The Dorans have struck a deal with every resident in the building. The Dorans live on the 13th floor, obviously. Much like the violinist, there’s a writer who has sold his soul to write a hit Broadway play. Unfortunately, he spends too much time leering at his hot neighbor who’s always prancing around naked in front of her window. There’s also a zombie. Sadly, she never eats anyone’s brain. She stays alive as long as her husband kills the people Gavin Doran tells him to kill.
The show doesn’t spend a lot of time exploring their motivations and it isn’t going to deliver intense character studies in every episode. The central story is the mystery surrounding the Dorans and building itself, like that creepy ghost in the basement. The residents are simply a means to that end.
Although Jane takes seems to take up the most screen time she’s not the soul the Dorans are after. They want Henry, a young hotshot lawyer who works for the Mayor. Still, it seems that the real reason Jane and Henry moved into the Drake is to allow the viewers to uncover this demonic universe. Every bit of their characterizations scream “Plot Device!”. Jane has a background in architecture, so her professional curiosity gives her a reason to explore every inch of the building. She gets even more of a reason to dig around when Gavin tells her, that because of her knowledge of historic architecture, he wants her to assist with the building renovations. And one has to wonder how much of a wizkid lawyer Henry actually is, he doesn’t even read the rental contract before he signs on the dotted line. Whoops.

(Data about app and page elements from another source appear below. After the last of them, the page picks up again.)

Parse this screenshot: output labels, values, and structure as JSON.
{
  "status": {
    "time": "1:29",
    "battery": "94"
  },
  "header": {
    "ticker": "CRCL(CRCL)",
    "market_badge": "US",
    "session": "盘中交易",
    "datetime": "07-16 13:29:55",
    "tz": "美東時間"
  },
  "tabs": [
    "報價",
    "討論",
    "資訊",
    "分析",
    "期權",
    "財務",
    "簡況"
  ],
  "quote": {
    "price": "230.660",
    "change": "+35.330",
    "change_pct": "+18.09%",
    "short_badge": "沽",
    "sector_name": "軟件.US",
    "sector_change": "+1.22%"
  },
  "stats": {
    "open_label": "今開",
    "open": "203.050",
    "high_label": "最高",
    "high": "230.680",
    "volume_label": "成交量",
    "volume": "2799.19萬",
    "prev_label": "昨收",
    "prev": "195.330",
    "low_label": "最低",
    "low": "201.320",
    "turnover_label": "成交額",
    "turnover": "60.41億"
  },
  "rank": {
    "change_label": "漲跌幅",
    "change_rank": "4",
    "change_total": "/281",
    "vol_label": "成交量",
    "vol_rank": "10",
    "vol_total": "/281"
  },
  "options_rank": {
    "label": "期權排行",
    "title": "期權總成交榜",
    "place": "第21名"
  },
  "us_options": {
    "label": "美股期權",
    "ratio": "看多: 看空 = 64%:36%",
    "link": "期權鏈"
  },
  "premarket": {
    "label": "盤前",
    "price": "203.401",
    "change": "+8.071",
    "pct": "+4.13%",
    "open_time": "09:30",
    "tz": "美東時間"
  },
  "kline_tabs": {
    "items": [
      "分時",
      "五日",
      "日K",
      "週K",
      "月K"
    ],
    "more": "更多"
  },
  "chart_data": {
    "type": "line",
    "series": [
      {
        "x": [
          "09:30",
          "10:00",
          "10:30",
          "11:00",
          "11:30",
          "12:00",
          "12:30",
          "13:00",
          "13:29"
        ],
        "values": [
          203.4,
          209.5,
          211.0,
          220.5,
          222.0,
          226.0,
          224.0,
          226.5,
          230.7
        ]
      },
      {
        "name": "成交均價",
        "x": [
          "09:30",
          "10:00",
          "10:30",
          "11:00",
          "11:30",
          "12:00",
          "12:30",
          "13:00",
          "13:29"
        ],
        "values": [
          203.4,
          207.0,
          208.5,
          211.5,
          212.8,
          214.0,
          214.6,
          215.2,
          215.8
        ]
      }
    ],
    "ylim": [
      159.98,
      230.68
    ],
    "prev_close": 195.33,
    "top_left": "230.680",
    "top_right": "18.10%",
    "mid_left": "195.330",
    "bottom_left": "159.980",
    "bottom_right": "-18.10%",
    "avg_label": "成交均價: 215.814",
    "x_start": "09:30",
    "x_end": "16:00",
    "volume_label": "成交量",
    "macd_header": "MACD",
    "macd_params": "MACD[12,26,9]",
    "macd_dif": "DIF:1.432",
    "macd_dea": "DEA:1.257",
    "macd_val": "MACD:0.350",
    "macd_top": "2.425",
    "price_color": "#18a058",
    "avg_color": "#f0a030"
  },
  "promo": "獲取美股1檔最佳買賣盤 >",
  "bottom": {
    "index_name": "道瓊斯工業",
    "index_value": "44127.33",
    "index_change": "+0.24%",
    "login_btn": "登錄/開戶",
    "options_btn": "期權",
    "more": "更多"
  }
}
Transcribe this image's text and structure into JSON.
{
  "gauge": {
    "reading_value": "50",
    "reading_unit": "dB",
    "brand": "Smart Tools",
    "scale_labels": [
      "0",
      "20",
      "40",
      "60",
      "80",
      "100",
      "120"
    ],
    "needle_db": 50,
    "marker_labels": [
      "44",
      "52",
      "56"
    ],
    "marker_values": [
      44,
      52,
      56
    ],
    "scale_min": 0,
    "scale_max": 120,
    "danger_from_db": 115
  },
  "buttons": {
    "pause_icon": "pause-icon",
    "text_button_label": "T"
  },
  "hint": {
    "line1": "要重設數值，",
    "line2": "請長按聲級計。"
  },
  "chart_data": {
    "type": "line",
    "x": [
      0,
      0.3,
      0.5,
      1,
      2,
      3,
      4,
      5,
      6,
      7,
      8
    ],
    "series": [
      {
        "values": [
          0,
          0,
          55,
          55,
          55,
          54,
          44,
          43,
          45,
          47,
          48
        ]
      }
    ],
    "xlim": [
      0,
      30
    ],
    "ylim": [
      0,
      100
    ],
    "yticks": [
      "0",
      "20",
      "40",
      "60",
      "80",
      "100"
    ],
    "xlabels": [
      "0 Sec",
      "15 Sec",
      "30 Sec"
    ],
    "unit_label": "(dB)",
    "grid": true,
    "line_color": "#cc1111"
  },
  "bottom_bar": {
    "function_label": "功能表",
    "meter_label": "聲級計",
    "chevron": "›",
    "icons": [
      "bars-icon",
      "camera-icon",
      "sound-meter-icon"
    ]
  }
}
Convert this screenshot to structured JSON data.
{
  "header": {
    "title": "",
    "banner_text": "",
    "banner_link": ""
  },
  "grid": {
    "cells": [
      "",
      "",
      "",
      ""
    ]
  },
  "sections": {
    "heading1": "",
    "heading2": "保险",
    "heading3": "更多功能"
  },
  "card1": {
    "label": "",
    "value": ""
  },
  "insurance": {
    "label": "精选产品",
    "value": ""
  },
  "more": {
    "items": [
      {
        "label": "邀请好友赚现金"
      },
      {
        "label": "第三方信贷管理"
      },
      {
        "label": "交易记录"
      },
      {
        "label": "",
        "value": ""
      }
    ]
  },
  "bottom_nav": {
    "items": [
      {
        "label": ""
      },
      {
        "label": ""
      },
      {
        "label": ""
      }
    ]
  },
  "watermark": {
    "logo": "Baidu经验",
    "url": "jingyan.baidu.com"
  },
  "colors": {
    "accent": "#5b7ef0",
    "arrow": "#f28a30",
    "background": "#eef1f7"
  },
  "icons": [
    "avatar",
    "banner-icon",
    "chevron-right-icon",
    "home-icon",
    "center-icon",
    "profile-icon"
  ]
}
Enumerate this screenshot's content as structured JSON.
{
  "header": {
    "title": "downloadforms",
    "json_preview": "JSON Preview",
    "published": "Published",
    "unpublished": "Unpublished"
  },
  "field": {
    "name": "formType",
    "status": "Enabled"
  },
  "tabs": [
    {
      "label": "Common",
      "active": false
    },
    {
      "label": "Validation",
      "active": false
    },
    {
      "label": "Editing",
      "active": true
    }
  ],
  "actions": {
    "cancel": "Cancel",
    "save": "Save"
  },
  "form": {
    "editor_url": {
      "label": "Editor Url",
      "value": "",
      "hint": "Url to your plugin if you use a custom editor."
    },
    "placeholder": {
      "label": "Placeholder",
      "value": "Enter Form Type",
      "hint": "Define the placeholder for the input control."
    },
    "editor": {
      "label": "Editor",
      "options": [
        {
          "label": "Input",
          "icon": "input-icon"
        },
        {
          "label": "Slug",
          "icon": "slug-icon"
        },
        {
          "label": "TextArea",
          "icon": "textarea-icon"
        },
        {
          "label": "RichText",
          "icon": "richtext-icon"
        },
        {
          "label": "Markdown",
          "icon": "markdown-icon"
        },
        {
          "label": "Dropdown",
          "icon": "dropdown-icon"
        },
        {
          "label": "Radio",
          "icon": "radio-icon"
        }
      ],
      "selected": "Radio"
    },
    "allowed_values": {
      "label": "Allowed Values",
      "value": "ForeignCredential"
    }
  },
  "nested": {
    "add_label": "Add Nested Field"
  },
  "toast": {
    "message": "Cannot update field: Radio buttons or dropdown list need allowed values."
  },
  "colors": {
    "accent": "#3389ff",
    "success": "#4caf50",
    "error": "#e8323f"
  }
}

There’s nothing new here but that’s what makes it cool. If you nerd out for classic occult stories, you’ll be delighted by this and have a fair amount of fun. And that’s the key word here – fun. 666 Park Avenue isn’t high drama and it’s not meant to make you think. It’s horror candy and for that reason, it’s deserving of a spot on your Sunday night TV watching schedule.